Lockdown as an intervention measure to mitigate the spread of COVID-19: a modeling study
Keywords:Epidemiology, Social Isolation, COVID-19, Coronavirus infections
Introduction: This work aims to develop a biomathematical model of transmission of COVID-19, in the State of Sergipe, Brazil, to estimate the distribution of cases over time and to project the impact on the spread of the epidemic outbreak due to interventions and control measures on the local population. Methods: Epidemiological mathematical modeling study, carried out to analyze the dynamics of accumulated cases of COVID-19, which used a logistic growth model that adds a term of withdrawal of individuals as a control measure. Three possible scenarios of COVID-19 propagation based on three different withdrawal rates of individuals were simulated. Each of the rates is adjusted with actual data on the number of infected and control measures on the population. Results: The extreme measure of total isolation, or lockdown, would be the best scenario, presenting a lower incidence of infected, when compared to the other measures. The number of infected would grow slowly over the months and the number of symptomatic individuals in this scenario would be 40,265 cases. It was noticed that the State of Sergipe is still in the initial phase of the disease, in any of the scenarios. It was possible to observe that the peak of cases and balance, in the current scenario of social isolation, will take place when the new support capacity is reached, at the end of August in approximately 1,171,353 infected individuals.
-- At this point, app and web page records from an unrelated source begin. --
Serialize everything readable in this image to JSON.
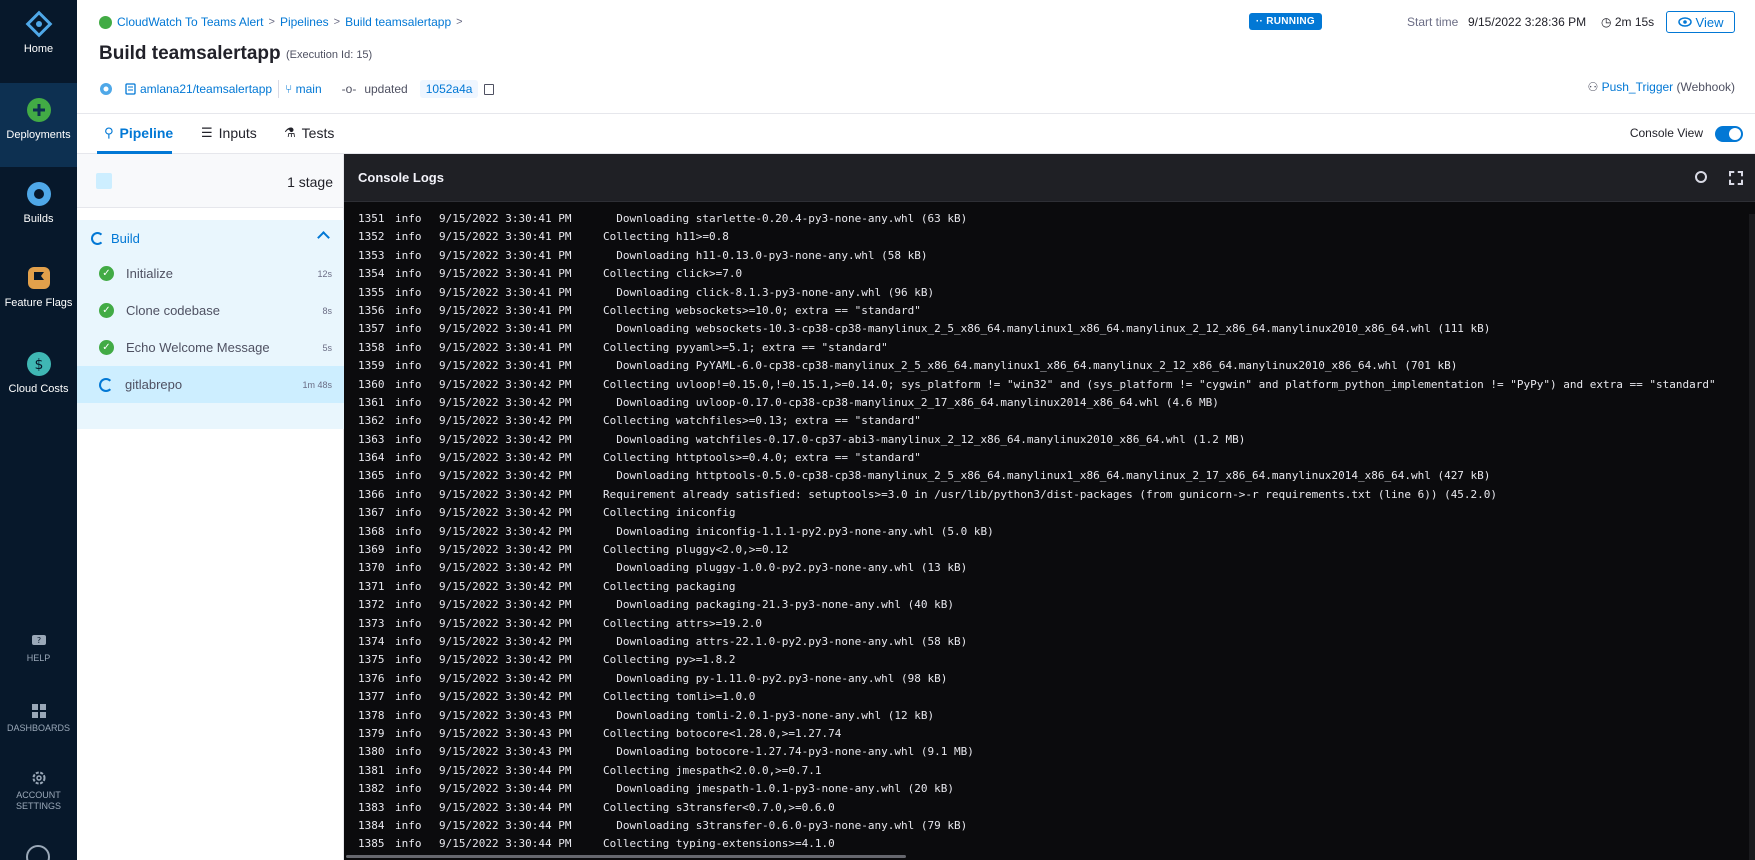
{
  "nav": {
    "home": "Home",
    "deployments": "Deployments",
    "builds": "Builds",
    "feature_flags": "Feature Flags",
    "cloud_costs": "Cloud Costs",
    "help": "HELP",
    "dashboards": "DASHBOARDS",
    "account_settings": "ACCOUNT SETTINGS"
  },
  "breadcrumbs": [
    "CloudWatch To Teams Alert",
    "Pipelines",
    "Build teamsalertapp"
  ],
  "header": {
    "title": "Build teamsalertapp",
    "execution_id": "(Execution Id: 15)",
    "repo": "amlana21/teamsalertapp",
    "branch": "main",
    "updated_label": "updated",
    "commit": "1052a4a",
    "status": "RUNNING",
    "start_time_label": "Start time",
    "start_time": "9/15/2022 3:28:36 PM",
    "duration": "2m 15s",
    "view_label": "View",
    "trigger_name": "Push_Trigger",
    "trigger_type": "(Webhook)"
  },
  "tabs": {
    "pipeline": "Pipeline",
    "inputs": "Inputs",
    "tests": "Tests",
    "console_view": "Console View"
  },
  "stages": {
    "count": "1 stage",
    "group": "Build",
    "steps": [
      {
        "name": "Initialize",
        "time": "12s",
        "status": "success"
      },
      {
        "name": "Clone codebase",
        "time": "8s",
        "status": "success"
      },
      {
        "name": "Echo Welcome Message",
        "time": "5s",
        "status": "success"
      },
      {
        "name": "gitlabrepo",
        "time": "1m 48s",
        "status": "running"
      }
    ]
  },
  "console": {
    "title": "Console Logs",
    "lines": [
      {
        "n": "1351",
        "lv": "info",
        "ts": "9/15/2022 3:30:41 PM",
        "tx": "  Downloading starlette-0.20.4-py3-none-any.whl (63 kB)"
      },
      {
        "n": "1352",
        "lv": "info",
        "ts": "9/15/2022 3:30:41 PM",
        "tx": "Collecting h11>=0.8"
      },
      {
        "n": "1353",
        "lv": "info",
        "ts": "9/15/2022 3:30:41 PM",
        "tx": "  Downloading h11-0.13.0-py3-none-any.whl (58 kB)"
      },
      {
        "n": "1354",
        "lv": "info",
        "ts": "9/15/2022 3:30:41 PM",
        "tx": "Collecting click>=7.0"
      },
      {
        "n": "1355",
        "lv": "info",
        "ts": "9/15/2022 3:30:41 PM",
        "tx": "  Downloading click-8.1.3-py3-none-any.whl (96 kB)"
      },
      {
        "n": "1356",
        "lv": "info",
        "ts": "9/15/2022 3:30:41 PM",
        "tx": "Collecting websockets>=10.0; extra == \"standard\""
      },
      {
        "n": "1357",
        "lv": "info",
        "ts": "9/15/2022 3:30:41 PM",
        "tx": "  Downloading websockets-10.3-cp38-cp38-manylinux_2_5_x86_64.manylinux1_x86_64.manylinux_2_12_x86_64.manylinux2010_x86_64.whl (111 kB)"
      },
      {
        "n": "1358",
        "lv": "info",
        "ts": "9/15/2022 3:30:41 PM",
        "tx": "Collecting pyyaml>=5.1; extra == \"standard\""
      },
      {
        "n": "1359",
        "lv": "info",
        "ts": "9/15/2022 3:30:41 PM",
        "tx": "  Downloading PyYAML-6.0-cp38-cp38-manylinux_2_5_x86_64.manylinux1_x86_64.manylinux_2_12_x86_64.manylinux2010_x86_64.whl (701 kB)"
      },
      {
        "n": "1360",
        "lv": "info",
        "ts": "9/15/2022 3:30:42 PM",
        "tx": "Collecting uvloop!=0.15.0,!=0.15.1,>=0.14.0; sys_platform != \"win32\" and (sys_platform != \"cygwin\" and platform_python_implementation != \"PyPy\") and extra == \"standard\""
      },
      {
        "n": "1361",
        "lv": "info",
        "ts": "9/15/2022 3:30:42 PM",
        "tx": "  Downloading uvloop-0.17.0-cp38-cp38-manylinux_2_17_x86_64.manylinux2014_x86_64.whl (4.6 MB)"
      },
      {
        "n": "1362",
        "lv": "info",
        "ts": "9/15/2022 3:30:42 PM",
        "tx": "Collecting watchfiles>=0.13; extra == \"standard\""
      },
      {
        "n": "1363",
        "lv": "info",
        "ts": "9/15/2022 3:30:42 PM",
        "tx": "  Downloading watchfiles-0.17.0-cp37-abi3-manylinux_2_12_x86_64.manylinux2010_x86_64.whl (1.2 MB)"
      },
      {
        "n": "1364",
        "lv": "info",
        "ts": "9/15/2022 3:30:42 PM",
        "tx": "Collecting httptools>=0.4.0; extra == \"standard\""
      },
      {
        "n": "1365",
        "lv": "info",
        "ts": "9/15/2022 3:30:42 PM",
        "tx": "  Downloading httptools-0.5.0-cp38-cp38-manylinux_2_5_x86_64.manylinux1_x86_64.manylinux_2_17_x86_64.manylinux2014_x86_64.whl (427 kB)"
      },
      {
        "n": "1366",
        "lv": "info",
        "ts": "9/15/2022 3:30:42 PM",
        "tx": "Requirement already satisfied: setuptools>=3.0 in /usr/lib/python3/dist-packages (from gunicorn->-r requirements.txt (line 6)) (45.2.0)"
      },
      {
        "n": "1367",
        "lv": "info",
        "ts": "9/15/2022 3:30:42 PM",
        "tx": "Collecting iniconfig"
      },
      {
        "n": "1368",
        "lv": "info",
        "ts": "9/15/2022 3:30:42 PM",
        "tx": "  Downloading iniconfig-1.1.1-py2.py3-none-any.whl (5.0 kB)"
      },
      {
        "n": "1369",
        "lv": "info",
        "ts": "9/15/2022 3:30:42 PM",
        "tx": "Collecting pluggy<2.0,>=0.12"
      },
      {
        "n": "1370",
        "lv": "info",
        "ts": "9/15/2022 3:30:42 PM",
        "tx": "  Downloading pluggy-1.0.0-py2.py3-none-any.whl (13 kB)"
      },
      {
        "n": "1371",
        "lv": "info",
        "ts": "9/15/2022 3:30:42 PM",
        "tx": "Collecting packaging"
      },
      {
        "n": "1372",
        "lv": "info",
        "ts": "9/15/2022 3:30:42 PM",
        "tx": "  Downloading packaging-21.3-py3-none-any.whl (40 kB)"
      },
      {
        "n": "1373",
        "lv": "info",
        "ts": "9/15/2022 3:30:42 PM",
        "tx": "Collecting attrs>=19.2.0"
      },
      {
        "n": "1374",
        "lv": "info",
        "ts": "9/15/2022 3:30:42 PM",
        "tx": "  Downloading attrs-22.1.0-py2.py3-none-any.whl (58 kB)"
      },
      {
        "n": "1375",
        "lv": "info",
        "ts": "9/15/2022 3:30:42 PM",
        "tx": "Collecting py>=1.8.2"
      },
      {
        "n": "1376",
        "lv": "info",
        "ts": "9/15/2022 3:30:42 PM",
        "tx": "  Downloading py-1.11.0-py2.py3-none-any.whl (98 kB)"
      },
      {
        "n": "1377",
        "lv": "info",
        "ts": "9/15/2022 3:30:42 PM",
        "tx": "Collecting tomli>=1.0.0"
      },
      {
        "n": "1378",
        "lv": "info",
        "ts": "9/15/2022 3:30:43 PM",
        "tx": "  Downloading tomli-2.0.1-py3-none-any.whl (12 kB)"
      },
      {
        "n": "1379",
        "lv": "info",
        "ts": "9/15/2022 3:30:43 PM",
        "tx": "Collecting botocore<1.28.0,>=1.27.74"
      },
      {
        "n": "1380",
        "lv": "info",
        "ts": "9/15/2022 3:30:43 PM",
        "tx": "  Downloading botocore-1.27.74-py3-none-any.whl (9.1 MB)"
      },
      {
        "n": "1381",
        "lv": "info",
        "ts": "9/15/2022 3:30:44 PM",
        "tx": "Collecting jmespath<2.0.0,>=0.7.1"
      },
      {
        "n": "1382",
        "lv": "info",
        "ts": "9/15/2022 3:30:44 PM",
        "tx": "  Downloading jmespath-1.0.1-py3-none-any.whl (20 kB)"
      },
      {
        "n": "1383",
        "lv": "info",
        "ts": "9/15/2022 3:30:44 PM",
        "tx": "Collecting s3transfer<0.7.0,>=0.6.0"
      },
      {
        "n": "1384",
        "lv": "info",
        "ts": "9/15/2022 3:30:44 PM",
        "tx": "  Downloading s3transfer-0.6.0-py3-none-any.whl (79 kB)"
      },
      {
        "n": "1385",
        "lv": "info",
        "ts": "9/15/2022 3:30:44 PM",
        "tx": "Collecting typing-extensions>=4.1.0"
      }
    ]
  },
  "colors": {
    "nav_bg": "#07182b",
    "accent": "#0278d5",
    "success": "#42ab45",
    "console_bg": "#0b0b0d"
  }
}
Conclusion: It was noticed that lockdown is the intervention with greater capacity to mitigate the spread of the virus by the population.
Keywords: COVID-19, Coronavirus Infection, Social Isolation, Epidemiology.
Copyright (c) 2020 Eduesley Santana-Santos, Aédson Nascimento Gois, Estêvão Esmi Laureano, David da Silva Santos, Luiz Fernando Souza Santos, Daniel Eduardo Sánchez, Rita de Cássia Almeida Vieira, Jussiely Cunha Oliveira
This work is licensed under a Creative Commons Attribution 4.0 International License.